The National Trust Tours brochure for its upcoming Odyssey of Ancient Civilizations — a seven-night cruise through Italy, Croatia, Montenegro, Albania and Greece — advertises an “all-inclusive” itinerary. And indeed, the $4,195 price for an ocean-view stateroom covers meals, tours and “enhanced” services, such as a flight insurance policy. “On travel brochures, the small print makes a big difference”
John Wieroniey made a wrong turn while he was driving in Prague recently. He blamed his onboard navigation system, which had directed him to a pedestrian zone.
“How to avoid a traffic “shakedown””
Government fines against airlines for consumer rule violations are on track to hit a six-year low as the U.S. Department of Transportation’s enforcement actions shift from punishment to preventing infractions. With only a few weeks left in 2014, the DOT has issued 23 consent orders that assess $2.6 million in penalties — $4.5 million less than last year. That’s the same number as in 2009.
“Federal government wraps up quiet year for traveler protections”
Although the U.S. Department of Transportation fined seven airlines a total of $1.7 million last year for violating its controversial tarmac-delay rule, most of it went straight to the U.S. Treasury. Why isn’t the money awarded to the passengers who sat on planes for hours before taking off?
“Who really benefits when airlines are penalized?”
A more activist Transportation Department, which set a record in 2011 for the number of fines it issued against airlines for violating aviation consumer protection rules, appears to have maintained its momentum this past year.
In 2012, the Department issued 49 fines for consumer rule violations and assessed $3,610,000 in penalties, exceeding the previous record of 47 fines and $3,264,000 in penalties issued in 2011.
Among its most significant actions: policing new rules that require airlines and travel agencies to quote a full fare and disclose baggage fees, and fining the first foreign airline for a tarmac delay.

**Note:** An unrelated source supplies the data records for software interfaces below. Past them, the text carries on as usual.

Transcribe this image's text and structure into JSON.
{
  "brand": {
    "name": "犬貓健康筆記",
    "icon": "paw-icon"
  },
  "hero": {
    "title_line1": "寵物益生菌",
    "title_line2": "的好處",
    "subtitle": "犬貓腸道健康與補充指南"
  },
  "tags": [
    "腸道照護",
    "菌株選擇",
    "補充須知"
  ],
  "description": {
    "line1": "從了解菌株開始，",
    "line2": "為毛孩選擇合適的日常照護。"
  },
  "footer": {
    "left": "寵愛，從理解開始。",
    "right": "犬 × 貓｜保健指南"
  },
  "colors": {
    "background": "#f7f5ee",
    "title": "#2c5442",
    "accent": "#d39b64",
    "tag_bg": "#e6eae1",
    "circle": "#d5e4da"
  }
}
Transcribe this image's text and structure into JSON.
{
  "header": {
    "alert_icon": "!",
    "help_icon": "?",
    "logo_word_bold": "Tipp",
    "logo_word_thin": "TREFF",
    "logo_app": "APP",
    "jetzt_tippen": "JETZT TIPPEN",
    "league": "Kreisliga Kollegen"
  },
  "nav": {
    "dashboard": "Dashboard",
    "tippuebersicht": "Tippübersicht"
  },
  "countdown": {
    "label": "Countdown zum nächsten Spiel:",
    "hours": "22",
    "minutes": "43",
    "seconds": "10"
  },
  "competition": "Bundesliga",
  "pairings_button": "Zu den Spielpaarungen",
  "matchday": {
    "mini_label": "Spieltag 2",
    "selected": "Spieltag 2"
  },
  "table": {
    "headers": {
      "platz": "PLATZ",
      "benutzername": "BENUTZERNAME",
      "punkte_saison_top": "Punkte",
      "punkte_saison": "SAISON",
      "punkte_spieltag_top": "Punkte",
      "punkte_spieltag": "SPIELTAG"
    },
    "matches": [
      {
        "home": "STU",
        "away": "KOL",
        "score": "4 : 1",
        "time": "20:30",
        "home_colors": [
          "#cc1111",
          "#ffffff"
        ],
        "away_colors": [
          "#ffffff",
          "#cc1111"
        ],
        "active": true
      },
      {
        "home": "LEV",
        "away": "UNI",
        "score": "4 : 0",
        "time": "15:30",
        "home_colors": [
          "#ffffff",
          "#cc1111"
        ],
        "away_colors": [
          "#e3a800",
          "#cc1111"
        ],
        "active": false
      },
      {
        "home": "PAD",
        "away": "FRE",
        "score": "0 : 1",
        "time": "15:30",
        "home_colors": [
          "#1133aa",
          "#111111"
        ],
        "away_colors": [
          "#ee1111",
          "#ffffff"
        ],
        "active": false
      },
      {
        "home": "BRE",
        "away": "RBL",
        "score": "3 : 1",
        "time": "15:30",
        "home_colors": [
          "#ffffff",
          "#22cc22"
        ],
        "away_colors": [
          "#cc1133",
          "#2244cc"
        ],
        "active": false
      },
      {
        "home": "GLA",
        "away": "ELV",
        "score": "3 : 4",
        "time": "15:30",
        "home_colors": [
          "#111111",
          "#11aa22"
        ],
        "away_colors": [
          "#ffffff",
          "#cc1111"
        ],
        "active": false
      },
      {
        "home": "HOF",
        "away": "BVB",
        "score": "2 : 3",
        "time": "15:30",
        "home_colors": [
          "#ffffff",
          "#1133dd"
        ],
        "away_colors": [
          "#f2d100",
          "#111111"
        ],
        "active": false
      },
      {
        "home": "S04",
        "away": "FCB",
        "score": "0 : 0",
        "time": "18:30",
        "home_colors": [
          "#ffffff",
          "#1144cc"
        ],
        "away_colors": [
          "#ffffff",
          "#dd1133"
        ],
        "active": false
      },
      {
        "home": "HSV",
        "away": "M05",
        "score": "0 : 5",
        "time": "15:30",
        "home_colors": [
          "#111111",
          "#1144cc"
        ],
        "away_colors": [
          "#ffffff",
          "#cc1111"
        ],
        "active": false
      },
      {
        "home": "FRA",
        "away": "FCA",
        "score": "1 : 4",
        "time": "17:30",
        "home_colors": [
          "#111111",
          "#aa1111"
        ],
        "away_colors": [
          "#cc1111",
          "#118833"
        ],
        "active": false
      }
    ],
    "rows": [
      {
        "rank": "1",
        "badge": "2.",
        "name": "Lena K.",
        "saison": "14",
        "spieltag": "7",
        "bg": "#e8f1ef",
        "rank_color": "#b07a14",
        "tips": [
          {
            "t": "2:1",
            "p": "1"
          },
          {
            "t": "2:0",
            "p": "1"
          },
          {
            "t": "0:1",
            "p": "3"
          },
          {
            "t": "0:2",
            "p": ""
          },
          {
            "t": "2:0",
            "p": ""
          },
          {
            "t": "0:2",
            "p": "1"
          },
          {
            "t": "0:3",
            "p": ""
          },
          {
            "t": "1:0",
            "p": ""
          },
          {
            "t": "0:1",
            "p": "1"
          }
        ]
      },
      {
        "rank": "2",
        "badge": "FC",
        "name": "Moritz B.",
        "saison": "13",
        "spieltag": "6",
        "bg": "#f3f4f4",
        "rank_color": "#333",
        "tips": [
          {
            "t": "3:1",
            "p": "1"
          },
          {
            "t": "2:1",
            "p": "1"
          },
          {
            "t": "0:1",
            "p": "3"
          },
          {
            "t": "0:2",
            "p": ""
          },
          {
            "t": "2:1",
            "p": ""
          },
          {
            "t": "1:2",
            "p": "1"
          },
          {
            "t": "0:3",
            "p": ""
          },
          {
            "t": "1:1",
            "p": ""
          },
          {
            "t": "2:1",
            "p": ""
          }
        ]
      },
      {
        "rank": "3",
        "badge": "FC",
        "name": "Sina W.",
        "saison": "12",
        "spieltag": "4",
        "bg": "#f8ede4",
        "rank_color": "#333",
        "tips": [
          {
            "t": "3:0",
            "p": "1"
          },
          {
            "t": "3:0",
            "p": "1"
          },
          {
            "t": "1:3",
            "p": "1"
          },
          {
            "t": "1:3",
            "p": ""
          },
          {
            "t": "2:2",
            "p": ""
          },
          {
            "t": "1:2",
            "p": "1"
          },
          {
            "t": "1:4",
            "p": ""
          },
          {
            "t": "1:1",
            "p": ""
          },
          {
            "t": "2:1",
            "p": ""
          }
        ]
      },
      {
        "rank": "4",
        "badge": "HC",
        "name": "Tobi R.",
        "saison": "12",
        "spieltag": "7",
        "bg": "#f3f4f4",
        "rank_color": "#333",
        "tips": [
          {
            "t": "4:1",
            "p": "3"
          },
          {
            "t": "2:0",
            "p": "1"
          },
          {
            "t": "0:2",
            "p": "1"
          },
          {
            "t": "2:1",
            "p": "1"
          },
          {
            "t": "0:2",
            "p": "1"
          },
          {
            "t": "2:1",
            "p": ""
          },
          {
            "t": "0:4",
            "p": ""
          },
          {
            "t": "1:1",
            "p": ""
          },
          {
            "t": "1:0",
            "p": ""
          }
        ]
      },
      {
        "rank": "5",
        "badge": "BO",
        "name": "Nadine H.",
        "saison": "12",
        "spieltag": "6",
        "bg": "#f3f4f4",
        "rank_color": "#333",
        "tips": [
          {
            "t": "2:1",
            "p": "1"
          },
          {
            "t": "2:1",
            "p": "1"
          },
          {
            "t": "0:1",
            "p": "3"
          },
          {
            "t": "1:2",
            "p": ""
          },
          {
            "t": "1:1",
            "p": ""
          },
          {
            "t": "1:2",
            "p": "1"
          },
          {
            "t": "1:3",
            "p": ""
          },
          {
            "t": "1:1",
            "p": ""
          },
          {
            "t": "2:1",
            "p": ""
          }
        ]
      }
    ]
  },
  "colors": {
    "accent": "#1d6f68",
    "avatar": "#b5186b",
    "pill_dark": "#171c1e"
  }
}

“Consumers deserve to be treated fairly when they fly,” says Transportation Secretary Ray LaHood, who called protecting air travelers’ rights “a high priority.”
“Government set record for airline fines in 2012 — is that good news for passengers?”